c. Gentle while bathing or moving the client.
• A disturbance of the ventricular circulation of the cerebral spinal fluid in the brain.
• Increase of cranial pressure.
1) Bulging of the anterior fontanel
2) Dilated scalp veins
3) Depressed eyes
4) Irritability and changes in the LOC
5) High-pitched cry
b. Tx: Insertion of a VP (ventriculoperitoneal shunt)
1) Measure the frontal occipital circumference
2) Fontanel and cranial suture line assessment 3) Monitor the temperature
4) supine position
Spina bifida is prone and cover the sack
• Should consider as a symptom of an underlying disorder rather than a disease.
• May have short term memory lapses.
• School work deteriorates which may be first indicator of a problem.
• Limited to a particular location of the brain.
• An aura may be the only manifestation.
• Simple partial means without loss of consciousness with various sensations: Numbness, tingling, prickling, or pain.
• Complex partial means they have impaired consciousness and may be confused and unable to respond.
• Loss of consciousness.
Tonic-clonic (formally known as grand mal)
Myoclonic (sudden, brief contractures of a muscle or group of muscles;
may look like a startle reflex)
Absence (formally called petit mal and characterized by a brief loss of consciousness)
• Diagnostic testing: EEG, Ultrasound, CT/X-ray
• Airway, Breathing and Circulation
• DO NOT put anything in the child’s mouth
1. Scoliosis is a lateral curvature and rotation of the spine.
• Seldom apparent before age 10, and can be genetic.
a. Contributing factors:
• Heavy bags (suitcases, grocery, etc.)
• Carrying children on hips
b. Tx: The 3 O’s
Orthosis (supports and braces)
Operation which usually is spinal fusion with rod.
From dirt and dust
• How are they spread? Hand to mouth
• How are they diagnosed? Tape test in am
• Intense rectal itching
• General irritability
• Poor sleep
• Bed wetting
• Short attention span

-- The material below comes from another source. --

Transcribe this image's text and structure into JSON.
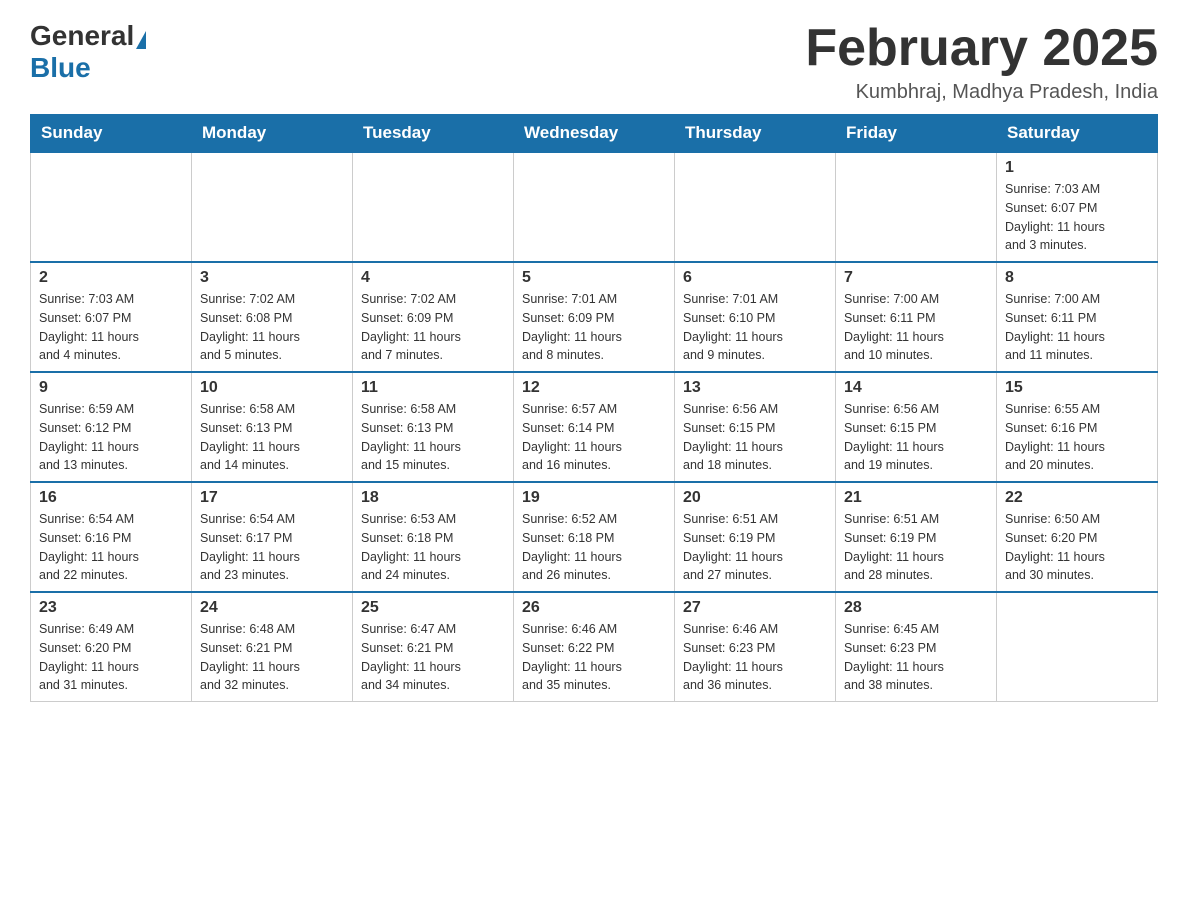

• Mebendazole (Vermox®)
• Hand hygiene
• Keep fingernails short
• Prevent infection in the lesions.
• Home remedies that alleviate itching are oat bath, baking soda paste.
• Is it contagious? Yes
• If they have an increased risk for severe varicella, acyclovir (Zovirax®) is prescribed.